The European Union prides itself on its commitment to free expression, except apparently when a documentarian diverges from the official line bashing Russia.
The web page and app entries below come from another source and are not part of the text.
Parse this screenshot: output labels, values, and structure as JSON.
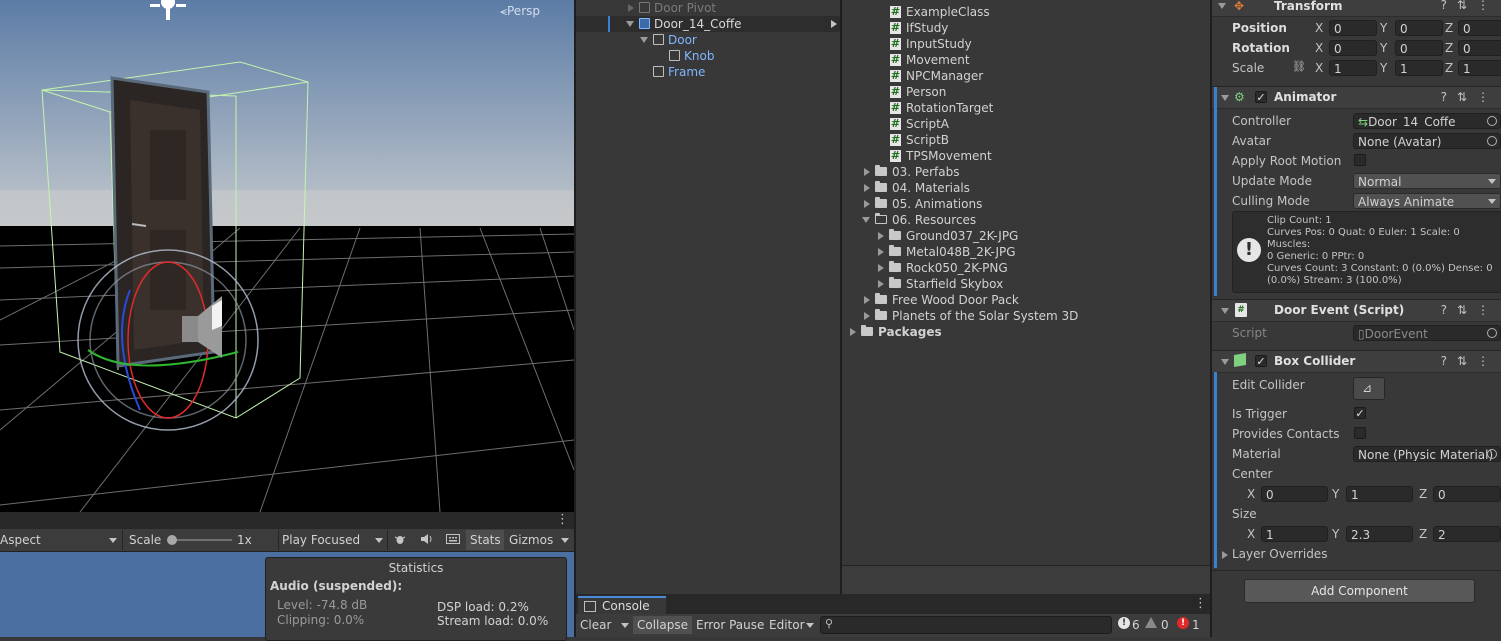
{
  "scene": {
    "projection_label": "Persp",
    "colors": {
      "sky_top": "#5c7ca6",
      "sky_bottom": "#c4c9cd",
      "ground": "#000000",
      "grid": "#7f7f7f",
      "bounds": "#c4f4b0",
      "door": "#2b2523"
    }
  },
  "game": {
    "aspect_label": "Aspect",
    "scale_label": "Scale",
    "scale_value": "1x",
    "play_mode": "Play Focused",
    "stats_label": "Stats",
    "gizmos_label": "Gizmos",
    "statistics": {
      "title": "Statistics",
      "audio_heading": "Audio (suspended):",
      "level": "Level: -74.8 dB",
      "clipping": "Clipping: 0.0%",
      "dsp_load": "DSP load: 0.2%",
      "stream_load": "Stream load: 0.0%"
    }
  },
  "hierarchy": {
    "items": [
      {
        "label": "Door Pivot",
        "style": "dim"
      },
      {
        "label": "Door_14_Coffe",
        "style": "selected"
      },
      {
        "label": "Door",
        "style": "prefab"
      },
      {
        "label": "Knob",
        "style": "prefab"
      },
      {
        "label": "Frame",
        "style": "prefab"
      }
    ]
  },
  "project": {
    "scripts": [
      "ExampleClass",
      "IfStudy",
      "InputStudy",
      "Movement",
      "NPCManager",
      "Person",
      "RotationTarget",
      "ScriptA",
      "ScriptB",
      "TPSMovement"
    ],
    "folders": [
      {
        "label": "03. Perfabs",
        "expanded": false
      },
      {
        "label": "04. Materials",
        "expanded": false
      },
      {
        "label": "05. Animations",
        "expanded": false
      },
      {
        "label": "06. Resources",
        "expanded": true
      }
    ],
    "resource_folders": [
      "Ground037_2K-JPG",
      "Metal048B_2K-JPG",
      "Rock050_2K-PNG",
      "Starfield Skybox"
    ],
    "asset_folders": [
      "Free Wood Door Pack",
      "Planets of the Solar System 3D"
    ],
    "packages_label": "Packages"
  },
  "console": {
    "tab_label": "Console",
    "clear_label": "Clear",
    "collapse_label": "Collapse",
    "error_pause_label": "Error Pause",
    "editor_label": "Editor",
    "info_count": "6",
    "warning_count": "0",
    "error_count": "1"
  },
  "inspector": {
    "transform": {
      "title": "Transform",
      "position_label": "Position",
      "position": {
        "x": "0",
        "y": "0",
        "z": "0"
      },
      "rotation_label": "Rotation",
      "rotation": {
        "x": "0",
        "y": "0",
        "z": "0"
      },
      "scale_label": "Scale",
      "scale": {
        "x": "1",
        "y": "1",
        "z": "1"
      }
    },
    "animator": {
      "title": "Animator",
      "controller_label": "Controller",
      "controller_value": "Door_14_Coffe",
      "avatar_label": "Avatar",
      "avatar_value": "None (Avatar)",
      "apply_root_motion_label": "Apply Root Motion",
      "update_mode_label": "Update Mode",
      "update_mode_value": "Normal",
      "culling_mode_label": "Culling Mode",
      "culling_mode_value": "Always Animate",
      "info_lines": [
        "Clip Count: 1",
        "Curves Pos: 0 Quat: 0 Euler: 1 Scale: 0 Muscles:",
        "0 Generic: 0 PPtr: 0",
        "Curves Count: 3 Constant: 0 (0.0%) Dense: 0",
        "(0.0%) Stream: 3 (100.0%)"
      ]
    },
    "door_event": {
      "title": "Door Event (Script)",
      "script_label": "Script",
      "script_value": "DoorEvent"
    },
    "box_collider": {
      "title": "Box Collider",
      "edit_collider_label": "Edit Collider",
      "is_trigger_label": "Is Trigger",
      "provides_contacts_label": "Provides Contacts",
      "material_label": "Material",
      "material_value": "None (Physic Material)",
      "center_label": "Center",
      "center": {
        "x": "0",
        "y": "1",
        "z": "0"
      },
      "size_label": "Size",
      "size": {
        "x": "1",
        "y": "2.3",
        "z": "2"
      },
      "layer_overrides_label": "Layer Overrides"
    },
    "add_component_label": "Add Component",
    "axis_labels": {
      "x": "X",
      "y": "Y",
      "z": "Z"
    }
  }
}
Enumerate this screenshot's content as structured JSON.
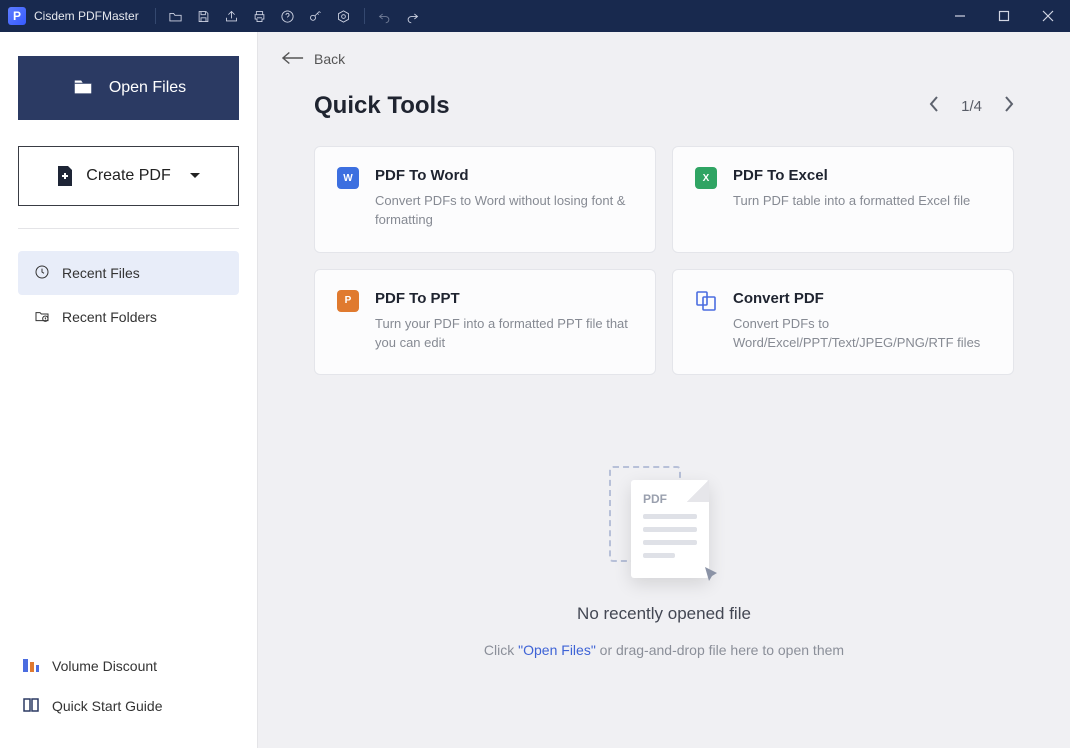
{
  "titlebar": {
    "app_name": "Cisdem PDFMaster",
    "logo_letter": "P"
  },
  "sidebar": {
    "open_files_label": "Open Files",
    "create_pdf_label": "Create PDF",
    "recent_files_label": "Recent Files",
    "recent_folders_label": "Recent Folders",
    "volume_discount_label": "Volume Discount",
    "quick_start_label": "Quick Start Guide"
  },
  "main": {
    "back_label": "Back",
    "heading": "Quick Tools",
    "pager_text": "1/4",
    "cards": [
      {
        "title": "PDF To Word",
        "desc": "Convert PDFs to Word without losing font & formatting",
        "icon_letter": "W"
      },
      {
        "title": "PDF To Excel",
        "desc": "Turn PDF table into a formatted Excel file",
        "icon_letter": "X"
      },
      {
        "title": "PDF To PPT",
        "desc": "Turn your PDF into a formatted PPT file that you can edit",
        "icon_letter": "P"
      },
      {
        "title": "Convert PDF",
        "desc": "Convert PDFs to Word/Excel/PPT/Text/JPEG/PNG/RTF files"
      }
    ],
    "dropzone": {
      "pdf_tag": "PDF",
      "title": "No recently opened file",
      "hint_prefix": "Click ",
      "hint_link": "\"Open Files\"",
      "hint_suffix": " or drag-and-drop file here to open them"
    }
  }
}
Then silencing dissent becomes the “responsible” response, as Gilbert Doctorow explains.
Donald Trump’s “big” foreign policy speech was a mishmash of his reasonable calls for American restraint blended with some bluster about unleashing military force, salted with some predictable Obama bashing, writes ex-CIA analyst Paul R. Pillar.
As the Obama administration belatedly weighs releasing the 28 pages on the Saudi role in 9/11, Americans should not be fooled by claims minimizing the Saudi involvement, writes 9/11 widow Kristen Breitweiser.
Like grade inflation in college, the Pentagon has engaged in medal inflation, diluting awards for actual heroism by proliferating ribbons for bureaucratic skills, as Chuck Spinney and James Perry Stevenson explain.
The biggest political story of 2016 has been the rise of protest candidates Donald Trump and Bernie Sanders, but it was a phenomenon that the mainstream U.S. media largely missed or belittled, writes Neal Gabler.
When Russian air strikes kill civilians in Syria, it is big news in U.S. newspapers, but there is near-total silence when U.S. bombs kill civilians in Iraq or Syria, a human rights dilemma addressed by Nicolas J S Davies.
Exclusive: Hillary Clinton’s defenders object to the widespread public view that she is a liar by noting she scores reasonably well on the accuracy of her policy statements, but that is missing the point, says Robert Parry.
Secretary of State Kerry boasts about how little Iran has gotten from the nuclear deal – accessing only $3 billion of its frozen assets – but that hurts U.S. credibility and endangers the deal, says ex-CIA analyst Paul R. Pillar.